__What you have to do__. Copy every line that contains the string "user" from the entries below.

__Provided records__.
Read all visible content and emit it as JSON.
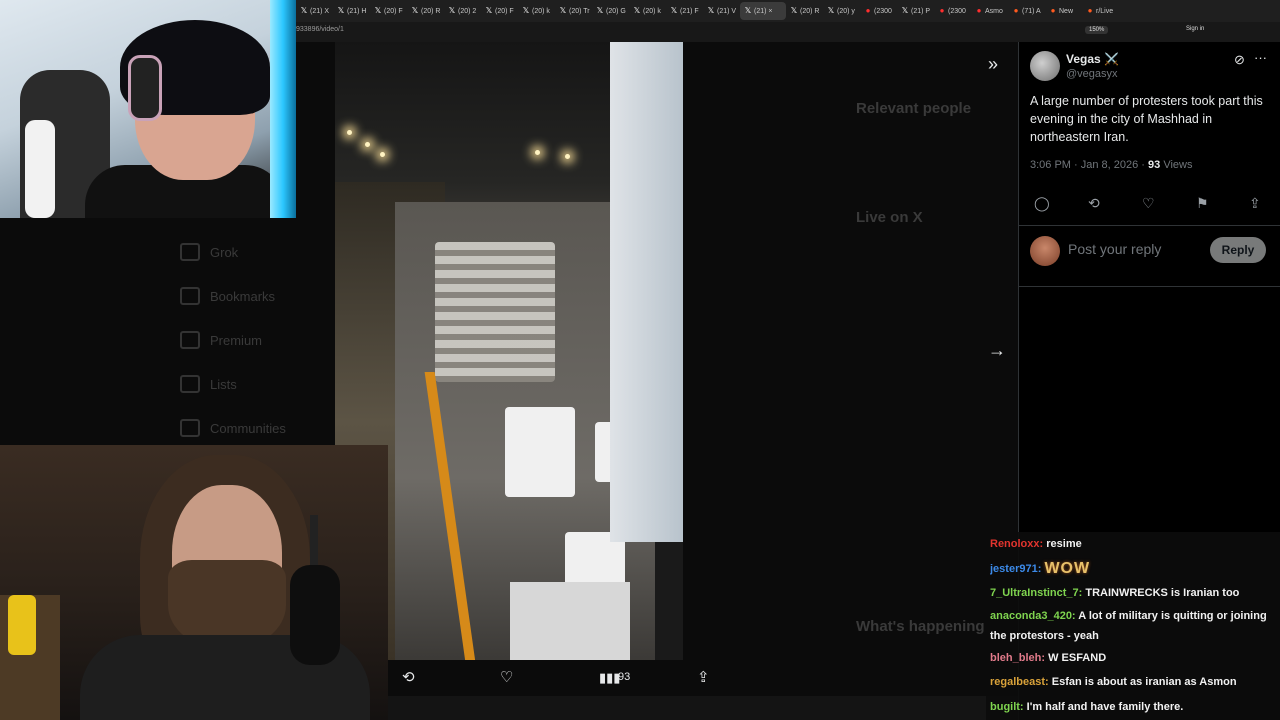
{
  "browser": {
    "tabs": [
      {
        "label": "(21) X",
        "favicon": "X"
      },
      {
        "label": "(21) H",
        "favicon": "X"
      },
      {
        "label": "(20) F",
        "favicon": "X"
      },
      {
        "label": "(20) R",
        "favicon": "X"
      },
      {
        "label": "(20) 2",
        "favicon": "X"
      },
      {
        "label": "(20) F",
        "favicon": "X"
      },
      {
        "label": "(20) k",
        "favicon": "X"
      },
      {
        "label": "(20) Tr",
        "favicon": "X"
      },
      {
        "label": "(20) G",
        "favicon": "X"
      },
      {
        "label": "(20) k",
        "favicon": "X"
      },
      {
        "label": "(21) F",
        "favicon": "X"
      },
      {
        "label": "(21) V",
        "favicon": "X"
      },
      {
        "label": "(21) ×",
        "favicon": "X",
        "active": true
      },
      {
        "label": "(20) R",
        "favicon": "X"
      },
      {
        "label": "(20) y",
        "favicon": "X"
      },
      {
        "label": "(2300",
        "favicon": "yt"
      },
      {
        "label": "(21) P",
        "favicon": "X"
      },
      {
        "label": "(2300",
        "favicon": "yt"
      },
      {
        "label": "Asmo",
        "favicon": "yt"
      },
      {
        "label": "(71) A",
        "favicon": "pi"
      },
      {
        "label": "New",
        "favicon": "rd"
      },
      {
        "label": "r/Live",
        "favicon": "rd"
      }
    ],
    "url": "933896/video/1",
    "zoom": "150%",
    "signin": "Sign in"
  },
  "background_page": {
    "nav": [
      "Grok",
      "Bookmarks",
      "Premium",
      "Lists",
      "Communities"
    ],
    "relevant_title": "Relevant people",
    "live_title": "Live on X",
    "happening_title": "What's happening"
  },
  "media": {
    "views": "93"
  },
  "tweet": {
    "name": "Vegas ⚔️",
    "handle": "@vegasyx",
    "text": "A large number of protesters took part this evening in the city of Mashhad in northeastern Iran.",
    "time": "3:06 PM · Jan 8, 2026 ·",
    "views_count": "93",
    "views_label": "Views",
    "reply_placeholder": "Post your reply",
    "reply_button": "Reply"
  },
  "chat": [
    {
      "user": "Renoloxx:",
      "color": "#e2342e",
      "text": "resime"
    },
    {
      "user": "jester971:",
      "color": "#3c8ae8",
      "text": "",
      "emote": "WOW"
    },
    {
      "user": "7_UltraInstinct_7:",
      "color": "#7fd44f",
      "text": "TRAINWRECKS is Iranian too"
    },
    {
      "user": "anaconda3_420:",
      "color": "#7fd44f",
      "text": "A lot of military is quitting or joining the protestors - yeah"
    },
    {
      "user": "bleh_bleh:",
      "color": "#e07a8a",
      "text": "W ESFAND"
    },
    {
      "user": "regalbeast:",
      "color": "#d9a23a",
      "text": "Esfan is about as iranian as Asmon"
    },
    {
      "user": "bugilt:",
      "color": "#7fd44f",
      "text": "I'm half and have family there."
    }
  ],
  "colors": {
    "page_bg": "#000000",
    "accent_text": "#e7e9ea",
    "muted_text": "#71767b",
    "reply_button_bg": "#787a7a"
  }
}
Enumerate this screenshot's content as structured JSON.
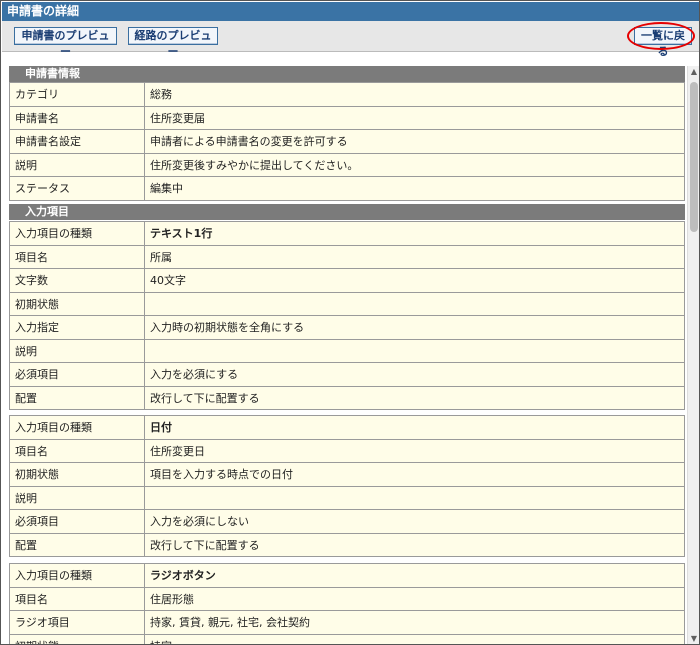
{
  "title": "申請書の詳細",
  "toolbar": {
    "preview_form": "申請書のプレビュー",
    "preview_route": "経路のプレビュー",
    "back": "一覧に戻る"
  },
  "info": {
    "header": "申請書情報",
    "rows": [
      {
        "label": "カテゴリ",
        "value": "総務"
      },
      {
        "label": "申請書名",
        "value": "住所変更届"
      },
      {
        "label": "申請書名設定",
        "value": "申請者による申請書名の変更を許可する"
      },
      {
        "label": "説明",
        "value": "住所変更後すみやかに提出してください。"
      },
      {
        "label": "ステータス",
        "value": "編集中"
      }
    ]
  },
  "fields": {
    "header": "入力項目",
    "groups": [
      {
        "rows": [
          {
            "label": "入力項目の種類",
            "value": "テキスト1行"
          },
          {
            "label": "項目名",
            "value": "所属"
          },
          {
            "label": "文字数",
            "value": "40文字"
          },
          {
            "label": "初期状態",
            "value": ""
          },
          {
            "label": "入力指定",
            "value": "入力時の初期状態を全角にする"
          },
          {
            "label": "説明",
            "value": ""
          },
          {
            "label": "必須項目",
            "value": "入力を必須にする"
          },
          {
            "label": "配置",
            "value": "改行して下に配置する"
          }
        ]
      },
      {
        "rows": [
          {
            "label": "入力項目の種類",
            "value": "日付"
          },
          {
            "label": "項目名",
            "value": "住所変更日"
          },
          {
            "label": "初期状態",
            "value": "項目を入力する時点での日付"
          },
          {
            "label": "説明",
            "value": ""
          },
          {
            "label": "必須項目",
            "value": "入力を必須にしない"
          },
          {
            "label": "配置",
            "value": "改行して下に配置する"
          }
        ]
      },
      {
        "rows": [
          {
            "label": "入力項目の種類",
            "value": "ラジオボタン"
          },
          {
            "label": "項目名",
            "value": "住居形態"
          },
          {
            "label": "ラジオ項目",
            "value": "持家, 賃貸, 親元, 社宅, 会社契約"
          },
          {
            "label": "初期状態",
            "value": "持家"
          }
        ]
      }
    ]
  }
}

__Reply to the exercise__.
      "user": "Renoloxx:",
      "user": "jester971:",
      "user": "7_UltraInstinct_7:",
      "user": "anaconda3_420:",
      "user": "bleh_bleh:",
      "user": "regalbeast:",
      "user": "bugilt:",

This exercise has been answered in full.